Even though the safety of gene-spliced and gene-edited foods is exemplary, a few anti-technology advocacy groups – joined by then-Prince Charles – have pushed for labels disclosing the use of gene-splicing techniques. Such labels add significantly to the costs of processed foods made from fresh fruits and vegetables. The precise costs would vary according to the product, but, for example, a company using a gene-spliced, higher-solids, less-watery tomato (which is more favorable for processing) would have the additional costs of segregating the product at all levels of planting, harvesting, shipping, processing and distribution. Labels would have to appear on vegetable soup, indicating the presence of gene-spliced tomato, potato or other products.
The added production costs are a particular disadvantage to products in this competitive, low-profit-margin market. Unnecessary and arbitrary regulation constitutes, in effect, a punitive tax on regulated products or activities, which, in turn, creates a disincentive to their development and use. Consumers, whose prices would be raised and choices diminished by this regulatory tax, would be far better served by industry spending its resources on research and development to create new, safer products.
At the end of the day, King Charles's reservations about new biotechnology are puzzling. They appear to arise from a lack of perspective on pedigree (a subject that should be of no small interest to someone whose only claim to distinction is his lineage). Would he boycott or request special labelling for the genetic hybrid we call a tangelo, a cross between a tangerine and grapefruit? Or the mutant peaches called nectarines?
Biotech's opponents should also be aware that delays or limitations in the use of gene-spliced products cause the poor to suffer most. Because food purchases require a disproportionately large part of their budgets, those with lower incomes are hardest hit by high consumer prices, which can be reduced by more efficient biotech production processes.

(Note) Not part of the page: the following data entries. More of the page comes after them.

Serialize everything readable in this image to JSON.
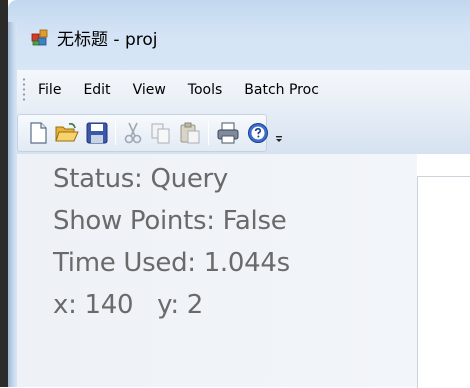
{
  "window": {
    "title": "无标题 - proj",
    "app_icon": "app-icon"
  },
  "menu": {
    "items": [
      {
        "label": "File"
      },
      {
        "label": "Edit"
      },
      {
        "label": "View"
      },
      {
        "label": "Tools"
      },
      {
        "label": "Batch Proc"
      }
    ]
  },
  "toolbar": {
    "buttons": [
      {
        "icon": "new-file-icon"
      },
      {
        "icon": "open-folder-icon"
      },
      {
        "icon": "save-icon"
      },
      {
        "icon": "cut-icon"
      },
      {
        "icon": "copy-icon"
      },
      {
        "icon": "paste-icon"
      },
      {
        "icon": "print-icon"
      },
      {
        "icon": "help-icon"
      },
      {
        "icon": "toolbar-overflow-icon"
      }
    ]
  },
  "status": {
    "status_line": "Status: Query",
    "points_line": "Show Points: False",
    "time_line": "Time Used: 1.044s",
    "coord_line": "x: 140   y: 2"
  },
  "colors": {
    "title_bar": "#d3e3f5",
    "status_text": "#6a6a6a",
    "panel_bg": "#eef2f7"
  }
}
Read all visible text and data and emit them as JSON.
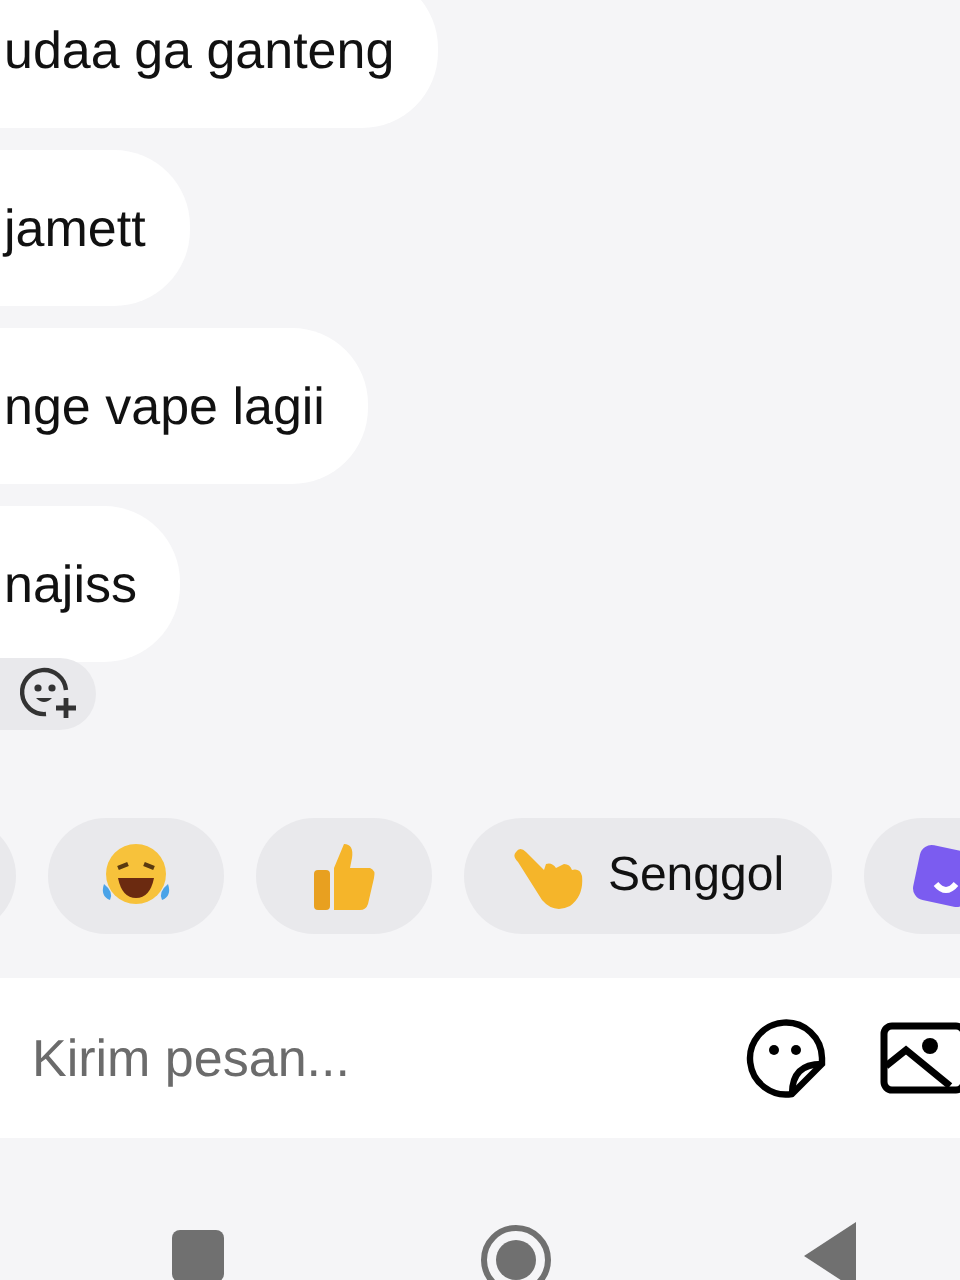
{
  "messages": [
    {
      "text": "udaa ga ganteng"
    },
    {
      "text": "jamett"
    },
    {
      "text": "nge vape lagii"
    },
    {
      "text": "najiss"
    }
  ],
  "quick_replies": [
    {
      "kind": "blank"
    },
    {
      "kind": "laugh"
    },
    {
      "kind": "thumbs"
    },
    {
      "kind": "wave",
      "label": "Senggol"
    },
    {
      "kind": "app"
    }
  ],
  "composer": {
    "placeholder": "Kirim pesan..."
  }
}
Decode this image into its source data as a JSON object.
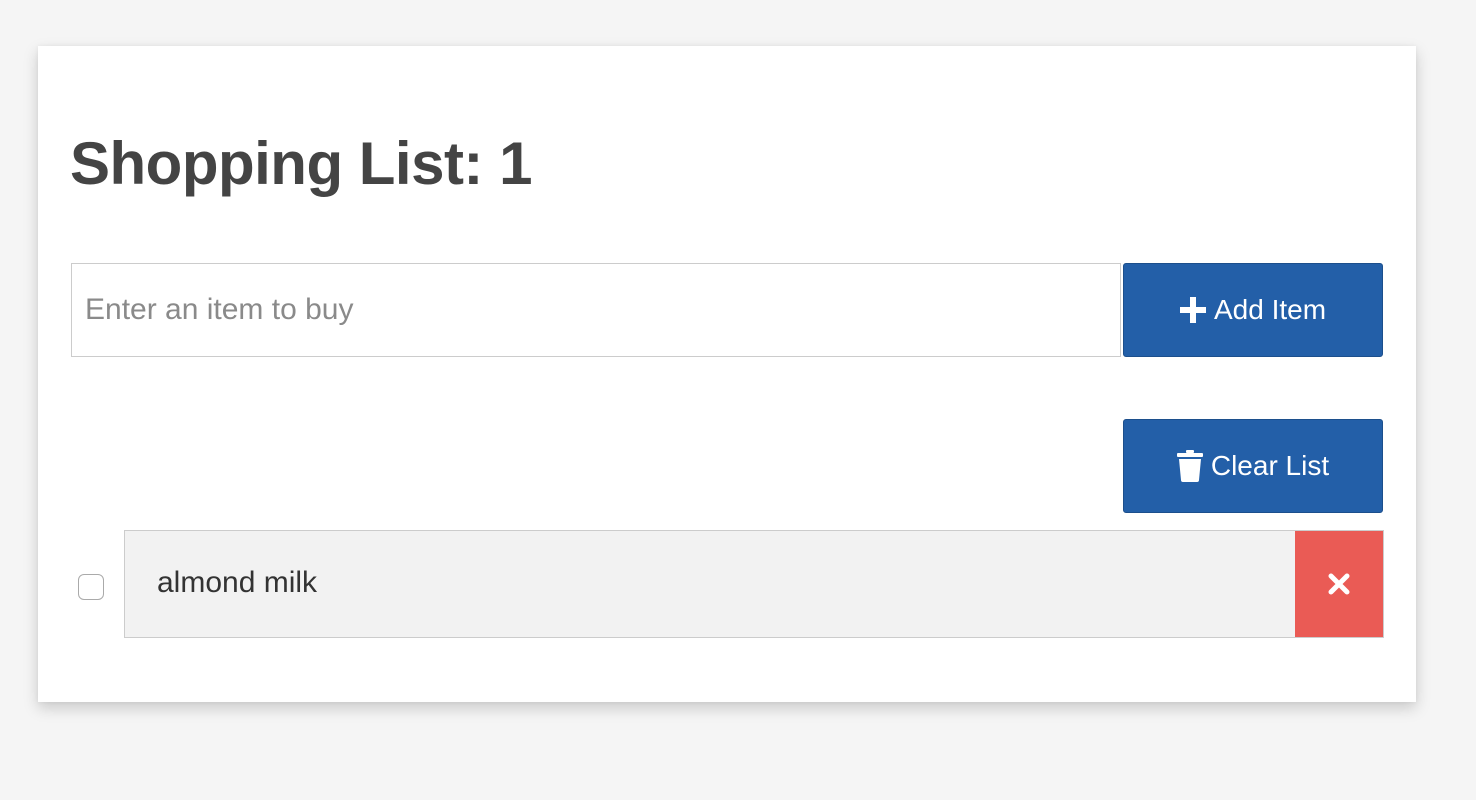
{
  "header": {
    "title": "Shopping List: 1"
  },
  "add_form": {
    "input_value": "",
    "input_placeholder": "Enter an item to buy",
    "add_button_label": "Add Item",
    "add_button_icon": "plus-icon"
  },
  "actions": {
    "clear_button_label": "Clear List",
    "clear_button_icon": "trash-icon"
  },
  "items": [
    {
      "label": "almond milk",
      "checked": false,
      "remove_icon": "close-icon"
    }
  ],
  "colors": {
    "primary": "#235fa8",
    "danger": "#ea5b55",
    "title": "#444444",
    "item_background": "#f2f2f2",
    "page_background": "#f5f5f5"
  }
}
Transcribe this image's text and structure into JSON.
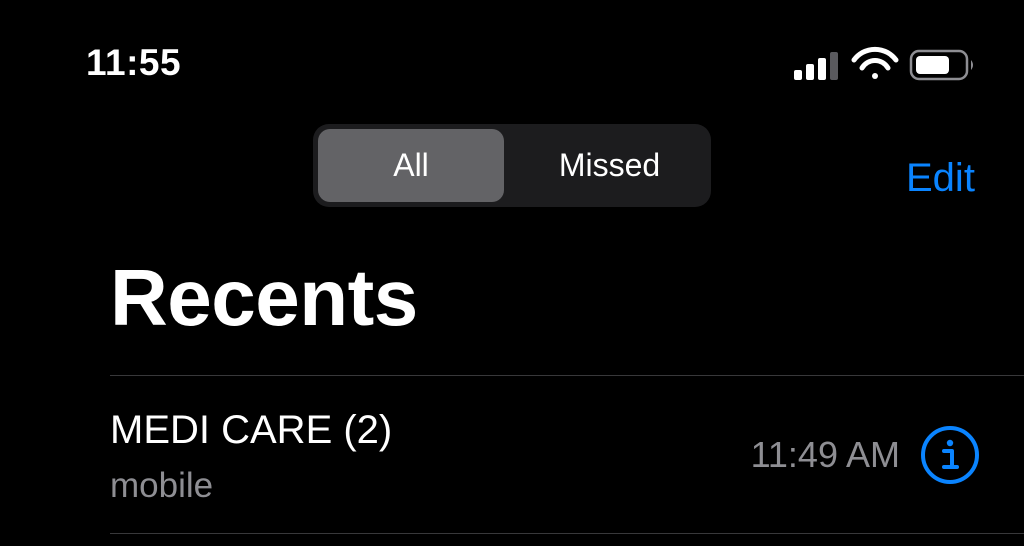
{
  "status_bar": {
    "time": "11:55",
    "icons": [
      "cellular-signal-icon",
      "wifi-icon",
      "battery-icon"
    ]
  },
  "segmented_control": {
    "options": [
      {
        "label": "All",
        "selected": true
      },
      {
        "label": "Missed",
        "selected": false
      }
    ]
  },
  "nav": {
    "edit_label": "Edit"
  },
  "page": {
    "title": "Recents"
  },
  "calls": [
    {
      "name": "MEDI CARE (2)",
      "type": "mobile",
      "time": "11:49 AM",
      "action_icon": "info-icon"
    }
  ],
  "colors": {
    "background": "#000000",
    "accent": "#0a84ff",
    "secondary_text": "#8e8e93",
    "segment_selected": "#636366",
    "segment_track": "#1c1c1e"
  }
}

The controversy over biotechnology is not a mere intellectual exercise but a real-life struggle for the availability of products that will prolong and enrich lives and feed the planet's expanding population, and for the ability of consumers to cast their votes in the marketplace.
Technological innovation -- whether in the form of better tomatoes, faster computers or more effective vaccines -- most often occurs in small, almost imperceptible steps. If a new product's characteristics are attractive and the price is right, it succeeds in the marketplace, stimulating still more innovation. Ironically, some of Prince Charles's own organically produced vegetables failed this test: So deformed and repulsive to look at, they were not marketable and had to be donated to local schools.
His Majesty should give the new biotechnology a try before he heaves another tomato at it.
Note: An earlier version of this article appeared in The Guardian in 2008.
Henry Miller is the Glenn Swogger Distinguished Fellow at the American Council on Science and Health. He was the founding director of the FDA's Office of Biotechnology.